1) The general [‘aamm]
2) The specific [khaas]
3) The homonym [mushtarak]
4) The interpreted meaning [mu’awwal]
II) The methodology Allah u uses to present his message in the Qur’an [wujooh al-bayaan]. This is also of four types:
1) The manifest [dhaahir]
2) The second type of manifest [nass]
3) The unequivocal [mufassar]
4) The transparent [muhkam]
III) Then, these four types are contrasted with four other types:
1) The obscure [khafi]
2) The difficult [mushkil]
3) The ambivalent [mujmal]
4) The intricate [mutashaabih]
IV) Knowledge of the application of the words of the Qur’an [nadhm al-Qur’ān]. This is also of four types:
1) The literal [haqeeqi]
2) The metaphorical [majaaz]
3) The plain [sareeh]
4) The allusive [kinaaya]
V) Then, methodology of understanding the meanings of the Qur’an. This is also of four types:
1) The explicit meaning [‘ibaarat an-nass]
2) The allusive meaning [ishaarat an-nass]
3) The inferred meaning [dalaalat an-nass]
4) The required meaning [iqtidaa’ an-nass]
After all of this, there is one more category that encompasses all the above. This category is also of four types:
1) Sources of Derivation [ma’khadh al-ishtiqaaq] is knowledge of the sources from which the derivation is made.
2) Knowledge of the terminological concepts of the sources of derivation.
3) Knowledge of the sequence of the sources of derivation.
4) Knowledge of the rulings derived from the sources of derivation.
It is important to know when an order [amr] indicates obligation, permissibility, desirability, and when it is merely for repetition. In the Qur’an, an order may require immediate fulfillment of the order [adaa] or sometimes belated fulfillment [qadaa] while at other times vice versa. Furthermore, an order can be general or restricted. A restricted order is of four types. One will find the details of this in the books on the subject of the principles of Islamic Jurisprudence [usool al-fiqh]. 

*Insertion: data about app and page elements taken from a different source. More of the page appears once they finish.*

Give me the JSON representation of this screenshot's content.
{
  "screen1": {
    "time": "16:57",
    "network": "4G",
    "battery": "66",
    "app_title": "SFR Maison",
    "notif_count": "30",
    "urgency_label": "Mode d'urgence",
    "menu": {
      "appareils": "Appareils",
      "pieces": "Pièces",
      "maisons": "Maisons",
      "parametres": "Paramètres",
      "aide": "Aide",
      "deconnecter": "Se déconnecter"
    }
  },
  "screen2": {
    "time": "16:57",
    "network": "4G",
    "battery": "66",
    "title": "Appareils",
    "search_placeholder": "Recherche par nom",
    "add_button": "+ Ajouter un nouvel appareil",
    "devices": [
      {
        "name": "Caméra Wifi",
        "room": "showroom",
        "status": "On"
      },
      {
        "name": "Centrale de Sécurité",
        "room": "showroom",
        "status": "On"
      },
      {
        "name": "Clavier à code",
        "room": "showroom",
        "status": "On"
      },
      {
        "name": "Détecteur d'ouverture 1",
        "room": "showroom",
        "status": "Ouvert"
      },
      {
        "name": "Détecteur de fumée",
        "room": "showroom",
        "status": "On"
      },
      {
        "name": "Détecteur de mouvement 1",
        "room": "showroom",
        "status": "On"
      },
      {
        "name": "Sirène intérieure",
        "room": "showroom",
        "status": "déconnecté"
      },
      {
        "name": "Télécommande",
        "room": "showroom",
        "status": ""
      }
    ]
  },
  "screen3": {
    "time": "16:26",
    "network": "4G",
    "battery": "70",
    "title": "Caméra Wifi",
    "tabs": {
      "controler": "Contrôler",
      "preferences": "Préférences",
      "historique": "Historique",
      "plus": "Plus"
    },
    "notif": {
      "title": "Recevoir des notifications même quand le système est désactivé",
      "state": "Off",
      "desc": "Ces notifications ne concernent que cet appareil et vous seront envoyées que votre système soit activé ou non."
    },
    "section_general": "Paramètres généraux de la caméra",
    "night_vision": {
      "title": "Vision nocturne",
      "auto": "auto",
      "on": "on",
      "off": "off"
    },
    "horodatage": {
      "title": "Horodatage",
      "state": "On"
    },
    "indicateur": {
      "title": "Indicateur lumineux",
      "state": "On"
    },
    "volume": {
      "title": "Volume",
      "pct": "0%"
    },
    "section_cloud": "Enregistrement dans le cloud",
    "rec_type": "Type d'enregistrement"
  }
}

Mu‘aadh ibn Jabal رضي الله عنه said in a hadeeth of Abu Dawood: "After you, the times of tribulation [fitan] will appear; there will be an abundance of wealth and the Qur’an will be opened by everyone: a believer, hypocrite, a man, a woman, old and young, slaves and freemen will all read it. Then one amongst them will say, ‘Why don’t people follow me though I am learned in the Qur’an? They will not follow me until I bring something new.’" Mu‘aadh رضي الله عنه then said, "Save yourself from the innovations [bid‘a] because every innovation will be a deviation." 
According to the above mentioned hadeeth, those who make grandiose claims about spreading the message of the Qur’an around the world are deviant people. Translating the Qur’an for the blessing of translation is good. However, to derive rulings without sound knowledge of the different sciences [as quoted above] is forbidden. Rulings can only be derived when one gains complete knowledge of those sciences which are necessary for deriving rulings from the Qur’an. In ad-Durr al-Manthoor, it is narrated from Ibn ‘Abbās رضي الله عنهما that he said of the aayah: "He gives wisdom to whom He wills." (2:269) This is reference to knowledge of the Qur’an, knowledge of abrogating and abrogated ayas, transparent [muhkam] and intricate [mutashaabih] aayaat, the chronology of each aayah, what is forbidden and what is permissible and knowledge of other matters of the same kind. 
 Abu Dawood, al-Kalaam fee Kitaabillaah.
 Kanz al-'Ummaal, al-Baab al-Awwal fit-Targheeb fil-Hilm.
 Noor al-Anwaar.
 Abu Dawood, Luzoom as-Sunnah.
 The Inseparability of Shari'a & Tariqa (Islamic Law and Purification of the Heart) (Madania Publications), pp. 29-35.